The introduction of Tax Free Savings Accounts a couple of years ago is one of the best programs to be introduced for Canadian investors in some time.  After all, anything to reduce the amount of taxes we pay is a good thing.  There are numerous online discussions on various strategies for the TFSA: emergency cash savings, RSP alternative, dividend income growth, high-growth speculation, etc.

In the first year I didn’t put much thought into the account and threw the deposit into a high rate savings account.  However, recently inspired by various online dividend growth blogs and Lowell Miller’s “The Single Best Investment”, I’ve decided to establish my TFSA as a dividend income compounding machine.  My plan is to buy consistent dividend payers (or dividend stock ETFs), reinvest the income through synthetic DRIPs and take advantage of my 15 to 20 year time horizon to let compounding do its magic.  To start I’m looking at the following stocks:

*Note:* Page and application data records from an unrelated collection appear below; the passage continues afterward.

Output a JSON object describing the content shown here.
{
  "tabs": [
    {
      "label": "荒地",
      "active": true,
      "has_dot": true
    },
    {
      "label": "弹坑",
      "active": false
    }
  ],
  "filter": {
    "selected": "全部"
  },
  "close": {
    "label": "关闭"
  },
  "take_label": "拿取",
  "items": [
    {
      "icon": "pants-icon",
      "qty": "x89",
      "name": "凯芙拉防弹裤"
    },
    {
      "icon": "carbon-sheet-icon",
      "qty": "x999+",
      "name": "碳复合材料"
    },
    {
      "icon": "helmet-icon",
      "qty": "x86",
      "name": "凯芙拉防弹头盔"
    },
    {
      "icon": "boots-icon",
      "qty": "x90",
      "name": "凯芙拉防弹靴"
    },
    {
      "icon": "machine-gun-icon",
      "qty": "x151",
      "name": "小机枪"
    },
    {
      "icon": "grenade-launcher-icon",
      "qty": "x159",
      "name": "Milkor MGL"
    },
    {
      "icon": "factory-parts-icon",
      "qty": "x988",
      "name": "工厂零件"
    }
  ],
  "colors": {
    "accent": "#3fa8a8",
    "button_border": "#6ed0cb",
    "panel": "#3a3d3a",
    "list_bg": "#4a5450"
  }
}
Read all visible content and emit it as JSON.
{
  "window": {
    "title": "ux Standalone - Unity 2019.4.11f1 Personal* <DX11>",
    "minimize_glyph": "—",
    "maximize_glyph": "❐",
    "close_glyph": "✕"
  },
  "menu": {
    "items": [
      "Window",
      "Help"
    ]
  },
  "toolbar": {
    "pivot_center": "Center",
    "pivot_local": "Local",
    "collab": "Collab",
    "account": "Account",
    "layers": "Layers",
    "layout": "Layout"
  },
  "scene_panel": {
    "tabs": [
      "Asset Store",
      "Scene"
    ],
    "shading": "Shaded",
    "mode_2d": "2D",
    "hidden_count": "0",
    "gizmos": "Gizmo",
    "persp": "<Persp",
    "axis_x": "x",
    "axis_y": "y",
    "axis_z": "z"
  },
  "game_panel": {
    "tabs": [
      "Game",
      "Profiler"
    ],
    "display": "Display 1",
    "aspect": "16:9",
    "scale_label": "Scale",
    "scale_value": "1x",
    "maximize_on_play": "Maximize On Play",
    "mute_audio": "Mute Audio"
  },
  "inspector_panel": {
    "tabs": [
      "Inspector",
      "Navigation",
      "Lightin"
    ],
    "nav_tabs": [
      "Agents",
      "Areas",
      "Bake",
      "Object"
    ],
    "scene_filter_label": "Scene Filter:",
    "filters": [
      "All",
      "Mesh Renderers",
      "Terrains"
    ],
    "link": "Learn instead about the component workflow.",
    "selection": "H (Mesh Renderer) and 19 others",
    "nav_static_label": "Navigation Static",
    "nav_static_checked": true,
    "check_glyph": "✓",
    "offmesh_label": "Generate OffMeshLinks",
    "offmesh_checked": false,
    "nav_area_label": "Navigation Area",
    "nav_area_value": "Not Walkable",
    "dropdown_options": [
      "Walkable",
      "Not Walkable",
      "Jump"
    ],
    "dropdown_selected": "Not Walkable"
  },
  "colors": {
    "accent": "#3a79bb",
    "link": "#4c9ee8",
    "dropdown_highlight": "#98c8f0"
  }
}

  • Emera (EMA)
  • Fortis (FTS)
  • iShares Dow Jones Canada Select Dividend Index Fund (XDV)*

* iShares recent switch to monthly distributions for XDV may impact my decision on this stock as the distributions may not be enough to DRIP a whole share

A big advantage (apart from no tax) of using the TFSA is not having to track the adjusted cost base as dividends are reinvested. Over time, I’m hoping that consistently adding to the account each year and reinvesting the dividends will help me supplement my income ~15 years from now.  We’ll see how it works out.  I’ll post updates from time to time.

What are your thoughts?  Are there any readers out there using a similar strategy for the TFSA?  I’d love suggestions.

Disclaimer:  This blog has no professional association with any organizations or companies mentioned in the article.  The contents of the article are the personal opinion of the author at the time the article was posted and may be subject to change.  The blog and author are not responsible, nor will be held liable for any content posted by others in the blog comments.  Readers should complete their own due diligence prior to making any personal decisions.